Sunday, March 23, 2014

Case of the Week 297

A patient was noted to have rapidly increasing serum creatinine 4 months after receiving a renal allograft. A renal biopsy was performed, which revealed small oval/elongate objects within the renale tubules.  (CLICK ON IMAGES TO ENLARGE).  A variety of stains and additional studies were performed:
H&E, 200x
 H&E, 400x
 H&E, 1000x (note how tiny the structures inside the renal tubule cells are)
 The structures were partially acid fast (Ziehl Neelsen, 1000x)
 A Ryan's trichrome performed on tissue nicely highlighted the objects (1000x)
 A urine specimen stained with Ryan's trichrome also showed these structures.
By electron microscopy, the objects were seen within vacuoles in the renal tubular cells.
 Higher magnification by EM:


Dr. Louis Weiss, Albert Einstein College of Medicine said...

Microsporidiosis. Most likely Encephalitozoon cuniculi (although other Encephalitozoon sp. will look like this on EM as well).

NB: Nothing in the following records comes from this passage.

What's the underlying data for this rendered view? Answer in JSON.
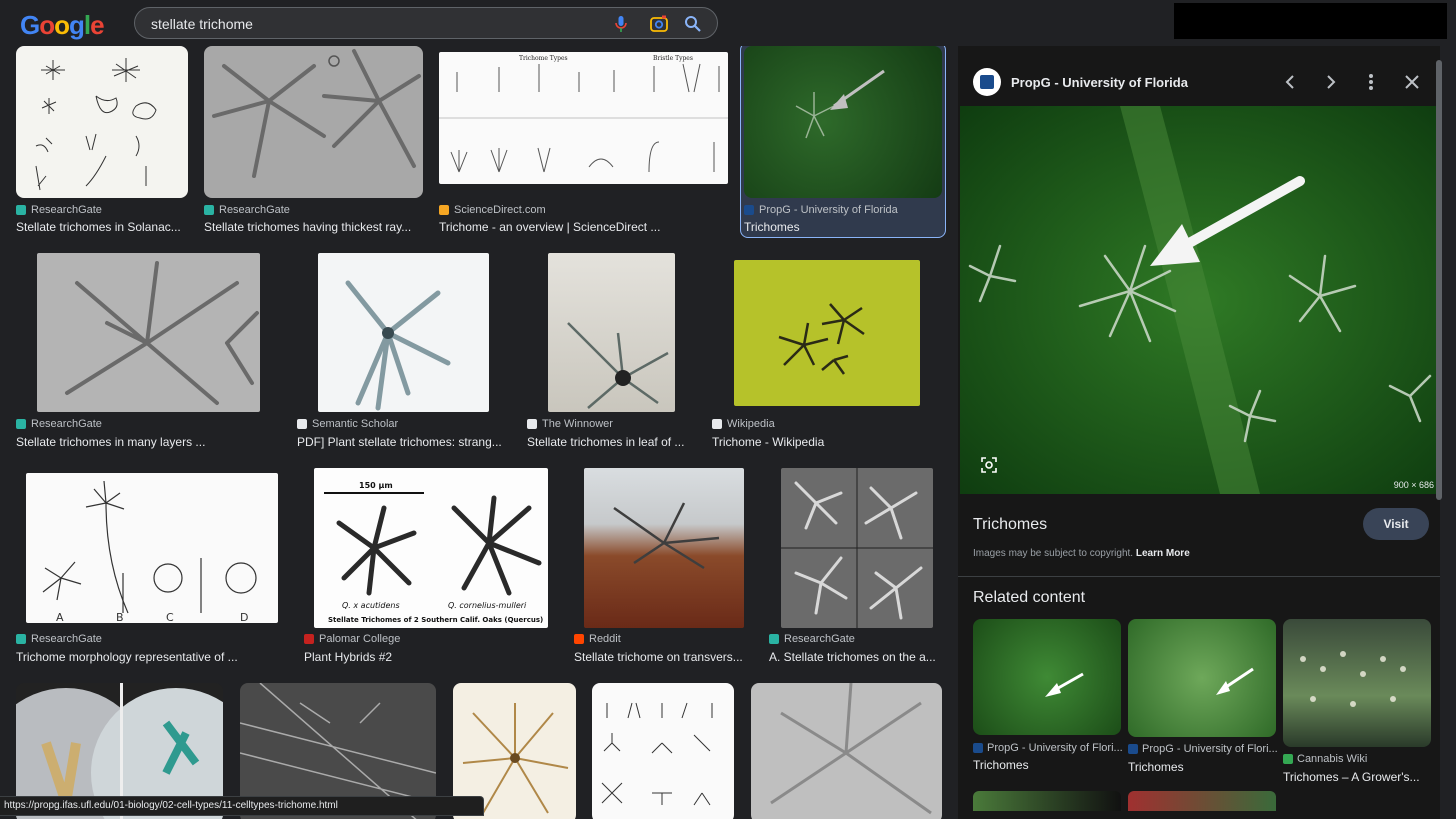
{
  "search": {
    "query": "stellate trichome"
  },
  "logo_text": "Google",
  "grid": {
    "row1": [
      {
        "source": "ResearchGate",
        "title": "Stellate trichomes in Solanac...",
        "favicon_color": "#2ab3a3"
      },
      {
        "source": "ResearchGate",
        "title": "Stellate trichomes having thickest ray...",
        "favicon_color": "#2ab3a3"
      },
      {
        "source": "ScienceDirect.com",
        "title": "Trichome - an overview | ScienceDirect ...",
        "favicon_color": "#f5a623"
      },
      {
        "source": "PropG - University of Florida",
        "title": "Trichomes",
        "favicon_color": "#1a4b8c"
      }
    ],
    "row2": [
      {
        "source": "ResearchGate",
        "title": "Stellate trichomes in many layers ...",
        "favicon_color": "#2ab3a3"
      },
      {
        "source": "Semantic Scholar",
        "title": "PDF] Plant stellate trichomes: strang...",
        "favicon_color": "#e8eaed"
      },
      {
        "source": "The Winnower",
        "title": "Stellate trichomes in leaf of ...",
        "favicon_color": "#e8eaed"
      },
      {
        "source": "Wikipedia",
        "title": "Trichome - Wikipedia",
        "favicon_color": "#e8eaed"
      }
    ],
    "row3": [
      {
        "source": "ResearchGate",
        "title": "Trichome morphology representative of ...",
        "favicon_color": "#2ab3a3"
      },
      {
        "source": "Palomar College",
        "title": "Plant Hybrids #2",
        "favicon_color": "#c5221f"
      },
      {
        "source": "Reddit",
        "title": "Stellate trichome on transvers...",
        "favicon_color": "#ff4500"
      },
      {
        "source": "ResearchGate",
        "title": "A. Stellate trichomes on the a...",
        "favicon_color": "#2ab3a3"
      }
    ],
    "figure_labels": {
      "trichome_types": "Trichome Types",
      "bristle_types": "Bristle Types",
      "scale": "150 µm",
      "oak_a": "Q. x acutidens",
      "oak_b": "Q. cornelius-mulleri",
      "oak_caption": "Stellate Trichomes of 2 Southern Calif. Oaks (Quercus)",
      "letters": [
        "A",
        "B",
        "C",
        "D"
      ]
    }
  },
  "panel": {
    "site_name": "PropG - University of Florida",
    "dimensions": "900 × 686",
    "title": "Trichomes",
    "visit_label": "Visit",
    "copyright_text": "Images may be subject to copyright.",
    "learn_more": "Learn More",
    "related_heading": "Related content",
    "related": [
      {
        "source": "PropG - University of Flori...",
        "title": "Trichomes",
        "favicon_color": "#1a4b8c"
      },
      {
        "source": "PropG - University of Flori...",
        "title": "Trichomes",
        "favicon_color": "#1a4b8c"
      },
      {
        "source": "Cannabis Wiki",
        "title": "Trichomes – A Grower's...",
        "favicon_color": "#34a853"
      }
    ]
  },
  "status_url": "https://propg.ifas.ufl.edu/01-biology/02-cell-types/11-celltypes-trichome.html"
}
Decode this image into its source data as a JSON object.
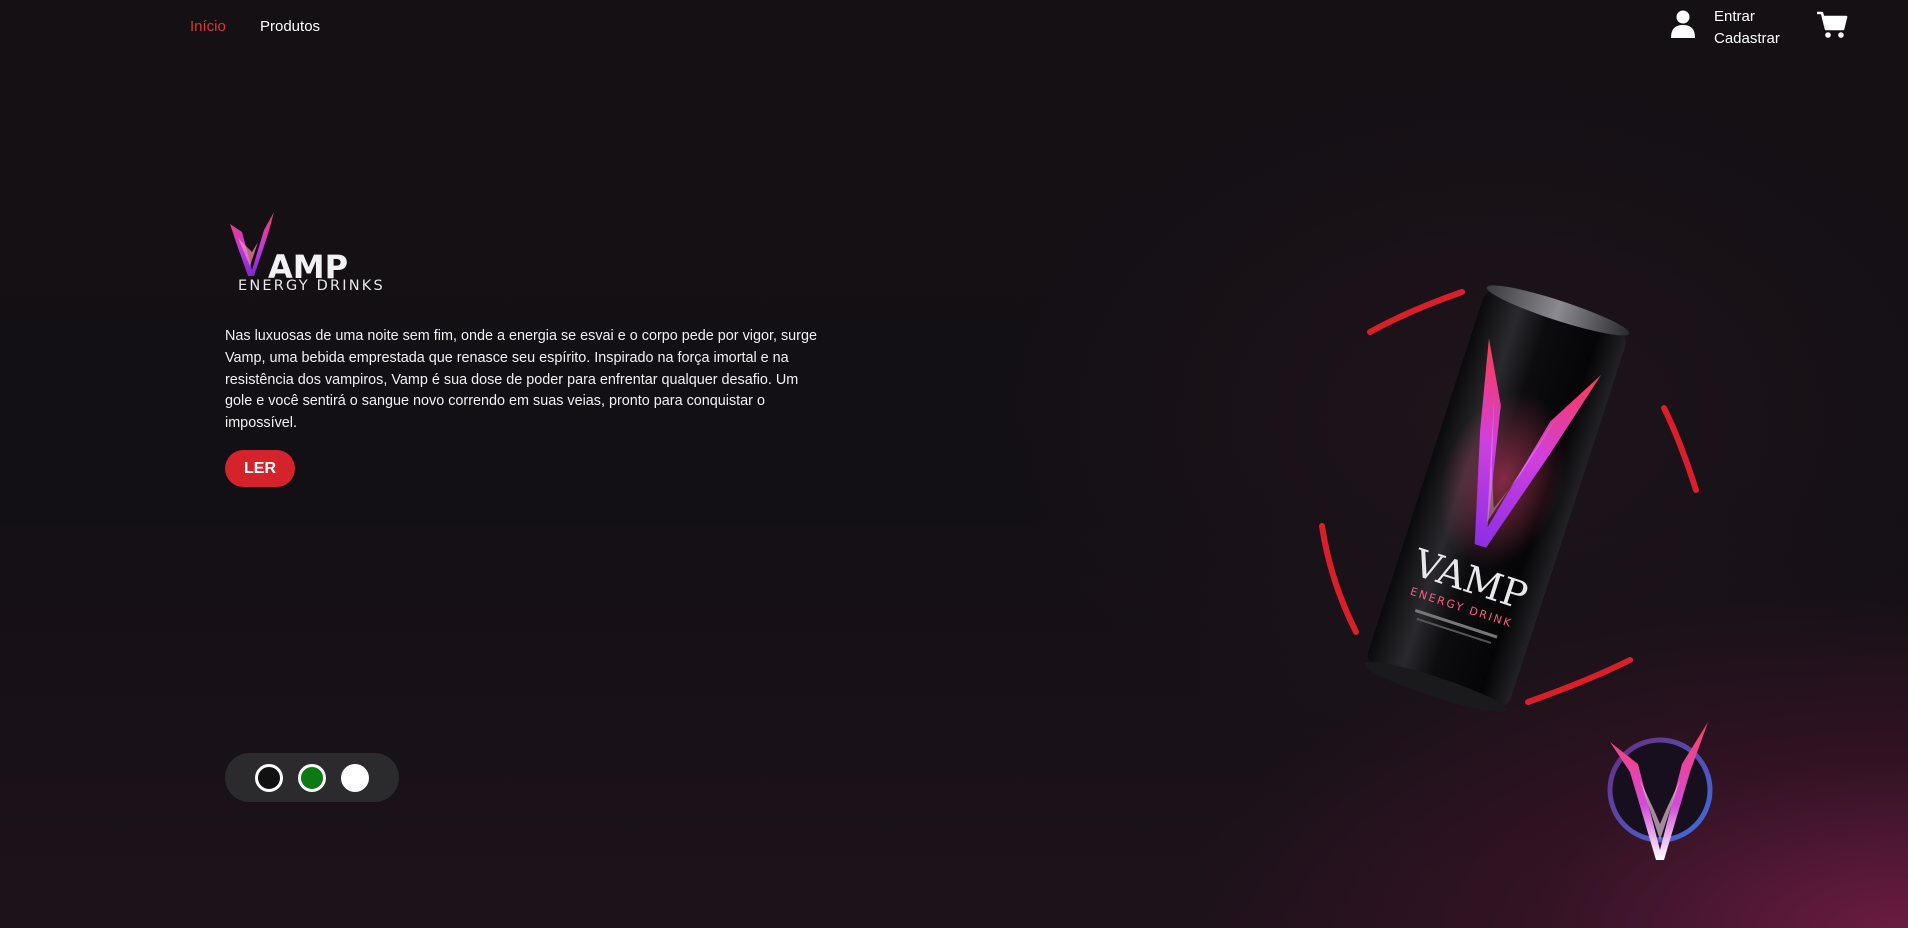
{
  "nav": {
    "home": "Início",
    "products": "Produtos"
  },
  "auth": {
    "login": "Entrar",
    "register": "Cadastrar"
  },
  "icons": {
    "user": "user-icon",
    "cart": "cart-icon"
  },
  "hero": {
    "logo_word": "AMP",
    "logo_subtitle": "ENERGY DRINKS",
    "description": "Nas luxuosas de uma noite sem fim, onde a energia se esvai e o corpo pede por vigor, surge Vamp, uma bebida emprestada que renasce seu espírito. Inspirado na força imortal e na resistência dos vampiros, Vamp é sua dose de poder para enfrentar qualquer desafio. Um gole e você sentirá o sangue novo correndo em suas veias, pronto para conquistar o impossível.",
    "read_button": "LER"
  },
  "product": {
    "can_brand": "VAMP",
    "can_subtitle": "ENERGY DRINK"
  },
  "carousel": {
    "dots": [
      {
        "color": "#111111"
      },
      {
        "color": "#0b7a12"
      },
      {
        "color": "#ffffff"
      }
    ]
  },
  "colors": {
    "accent": "#d5232b",
    "active_nav": "#e0323a",
    "ring": "#d9202a"
  }
}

Tomáš Macháček said...

Considering the TEM photo, it's definitely microsporidiosis.

BTW: „In the present case, the patient developed persistent fever (38.5°C) 5 months after transplantation and renal dysfunction with serum creatinine of 1.2 mg/dL increasing to 4.7 mg/dL...“ -

mona said...


Anonymous said...

Thanks for the answers, this will be our educational case as we do not perform the acid fast stain for microsporidia in our lab.

Florida Fan

Anonymous said...

I agree with Microsporidium. However the use of Ryan's blue modified Trichrome stain is not specific for the detection of microsporidia spores since other organisms such as yeast can be stained with the same color. In addition, the location of the infection is very rare.


Anonymous said...

Gram stain has worked pretty well in tissue for the larger microsporidia like this one in the small bowel in the poorly treated HIV crowd; does not seem to stain the smaller varieties with the fewer number of spiral structures.

Anonymous said...

I concur, Microsporidia. The TEM did it for me too...Lee

Anonymous said...

so can you diagnose Microspordiosis with an acid fast stain ?
Can someone post how the chemicals are made and how the procedure is done please.

Thanks in advance,


Bobbi Pritt said...

Hans, microsporidia may be focally positive with an acid fast stain. I've only seen 2 cases in tissue where we tried this and both were positive using the Ziehl-Neelsen stain (standard histology preparation). I'm not sure if an acid fast stain used in microbiology (e.g. Kinyoun) would work on other specimens such as stool and urine. Has anyone else tried this? Note that only some of the spores stains (a minority of those present). The Ryan's Trichrome Blue stain did much better in highlighting the spores. We usually don't do this on tissue sections, but tried it in this case after deparaffinizing in xylene and it turned out pretty well!